Spot markets/events/teams/players that oddsmakers often over/under estimate -
Sounds great but how do we do this? The only way is to study the markets and work out which outcomes are often priced wrong. This falls under my ‘Man Utd theory’, a theory that suggests that big teams with a great history like Man Utd will almost always be too short odds, no matter what form they are in or how badly they have done the past few years. Bookmakers react to punters and the reality is historical fan favourites get backed very heavily by mug punters (think England football team during a major tournament!), as such teams like Utd, Liverpool, Barcelona etc are unlikely to ever be a value bet but rather a value lay. A great example of this is when Leicester were underdogs late in the season about to win the Premier League in incredible home form playing a very mediocre Man Utd side. Why on earth were Utd favourites in that position? Simply because of their name and history. This kind of thing happens in nearly all sports a more recent example in tennis is Andy Murray, you would have made a fortune laying him at short odds this year, he has multiple injuries and is in dreadful form for his standards, yet people will back him below 1.1 pre-match and in-play, in a one man sport. So to profit from this we need to track which teams are overrated, have a rough idea of how we would price the market (this is where the study comes in) and not be afraid to take on the general majority...which leads me nicely to my next top tip.

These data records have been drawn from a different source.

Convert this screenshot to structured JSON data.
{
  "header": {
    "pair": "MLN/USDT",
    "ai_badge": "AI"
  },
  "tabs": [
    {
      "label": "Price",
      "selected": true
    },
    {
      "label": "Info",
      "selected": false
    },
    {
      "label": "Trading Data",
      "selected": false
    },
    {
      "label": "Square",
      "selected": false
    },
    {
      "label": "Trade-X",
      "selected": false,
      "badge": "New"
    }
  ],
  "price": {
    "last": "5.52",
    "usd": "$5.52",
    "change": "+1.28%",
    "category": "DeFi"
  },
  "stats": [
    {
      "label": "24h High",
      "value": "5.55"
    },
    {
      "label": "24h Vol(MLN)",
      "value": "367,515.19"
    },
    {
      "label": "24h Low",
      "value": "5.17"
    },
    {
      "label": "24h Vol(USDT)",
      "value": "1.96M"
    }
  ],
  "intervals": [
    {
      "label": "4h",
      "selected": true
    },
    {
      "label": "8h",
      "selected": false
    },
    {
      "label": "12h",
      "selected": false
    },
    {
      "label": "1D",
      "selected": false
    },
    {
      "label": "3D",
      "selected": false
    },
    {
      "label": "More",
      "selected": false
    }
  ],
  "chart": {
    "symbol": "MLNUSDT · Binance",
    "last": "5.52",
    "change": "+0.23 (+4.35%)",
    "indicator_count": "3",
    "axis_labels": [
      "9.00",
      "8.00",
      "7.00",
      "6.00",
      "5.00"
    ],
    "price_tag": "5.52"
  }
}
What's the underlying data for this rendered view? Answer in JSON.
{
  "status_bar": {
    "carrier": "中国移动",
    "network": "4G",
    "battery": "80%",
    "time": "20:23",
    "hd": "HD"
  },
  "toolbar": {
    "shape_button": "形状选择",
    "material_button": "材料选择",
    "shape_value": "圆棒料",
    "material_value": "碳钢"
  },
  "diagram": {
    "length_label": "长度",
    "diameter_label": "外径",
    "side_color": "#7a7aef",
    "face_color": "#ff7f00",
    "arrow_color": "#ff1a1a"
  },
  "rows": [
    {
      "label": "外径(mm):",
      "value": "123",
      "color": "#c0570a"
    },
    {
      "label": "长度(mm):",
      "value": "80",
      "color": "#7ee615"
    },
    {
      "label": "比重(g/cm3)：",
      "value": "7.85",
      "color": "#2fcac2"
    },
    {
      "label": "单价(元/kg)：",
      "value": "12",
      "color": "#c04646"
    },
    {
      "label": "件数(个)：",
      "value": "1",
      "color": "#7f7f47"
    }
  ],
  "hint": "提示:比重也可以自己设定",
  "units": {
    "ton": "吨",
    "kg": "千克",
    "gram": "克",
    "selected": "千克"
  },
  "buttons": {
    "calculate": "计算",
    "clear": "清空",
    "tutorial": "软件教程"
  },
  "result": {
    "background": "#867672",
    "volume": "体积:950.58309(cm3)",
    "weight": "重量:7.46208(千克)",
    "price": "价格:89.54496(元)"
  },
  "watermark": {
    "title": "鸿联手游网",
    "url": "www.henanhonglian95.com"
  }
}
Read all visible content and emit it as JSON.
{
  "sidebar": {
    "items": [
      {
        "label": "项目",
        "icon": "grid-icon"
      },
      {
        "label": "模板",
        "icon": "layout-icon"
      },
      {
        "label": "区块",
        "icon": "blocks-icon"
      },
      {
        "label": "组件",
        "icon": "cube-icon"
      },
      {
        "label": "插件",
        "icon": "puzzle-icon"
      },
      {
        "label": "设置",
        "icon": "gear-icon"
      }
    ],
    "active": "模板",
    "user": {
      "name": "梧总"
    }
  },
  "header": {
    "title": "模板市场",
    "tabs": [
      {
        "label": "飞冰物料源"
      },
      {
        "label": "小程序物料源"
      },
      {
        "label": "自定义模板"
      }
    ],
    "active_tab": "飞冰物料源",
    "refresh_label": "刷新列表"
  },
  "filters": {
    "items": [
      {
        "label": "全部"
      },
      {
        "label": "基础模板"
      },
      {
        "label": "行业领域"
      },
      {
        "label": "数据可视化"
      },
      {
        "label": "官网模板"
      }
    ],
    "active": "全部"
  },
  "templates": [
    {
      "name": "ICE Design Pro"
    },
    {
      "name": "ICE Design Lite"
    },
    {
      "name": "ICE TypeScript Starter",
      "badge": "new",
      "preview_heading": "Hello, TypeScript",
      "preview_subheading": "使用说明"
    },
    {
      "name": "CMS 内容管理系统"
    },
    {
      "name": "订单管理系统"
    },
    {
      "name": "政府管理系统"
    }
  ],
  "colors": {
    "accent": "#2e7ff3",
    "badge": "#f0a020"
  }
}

Go against the ‘crowd mentality’ -
I must credit Richard Futter for this one as he gives me this advice on a regular basis. It is human nature for most people to ‘go with the crowd’ and by that we mean follow what they do. This is well documented in sports betting. Horse racing is one of best sports, how often do we see a horse's odds get smashed in with At The Races saying ‘someone must know something’ and then watch it lose as it turns out no-one knew anything. Of course they win sometimes but I would say the majority of them are just nonsense market moves. As I have said above it pays dividends to take on the crowd (that’s pretty much single handedly where bookmakers make all of their millions) but it takes a lot of courage as people like to back favourites not lay them. If you see a price you don’t agree with or you find out some information that makes you think a market is badly priced, then take advantage. Often we see markets where the favourite its sub 1.1 and people are talking like the event is over and then thego on to lose. Daniel Johansson is a master of this in tennis, regularly taking on 1.0X shots and watching as they lose momentum and start trading above evens leading to monsters profits. If the market thinks an event is over and there is still time for a comeback which there is a small chance of then take that market on. Your edge here is your ability to go against the grain and not be suckered into thinking momentum cannot change in sporting events.
That’s it for this week! Make sure to check us out next week for the final three top tips to getting an edge in sports betting.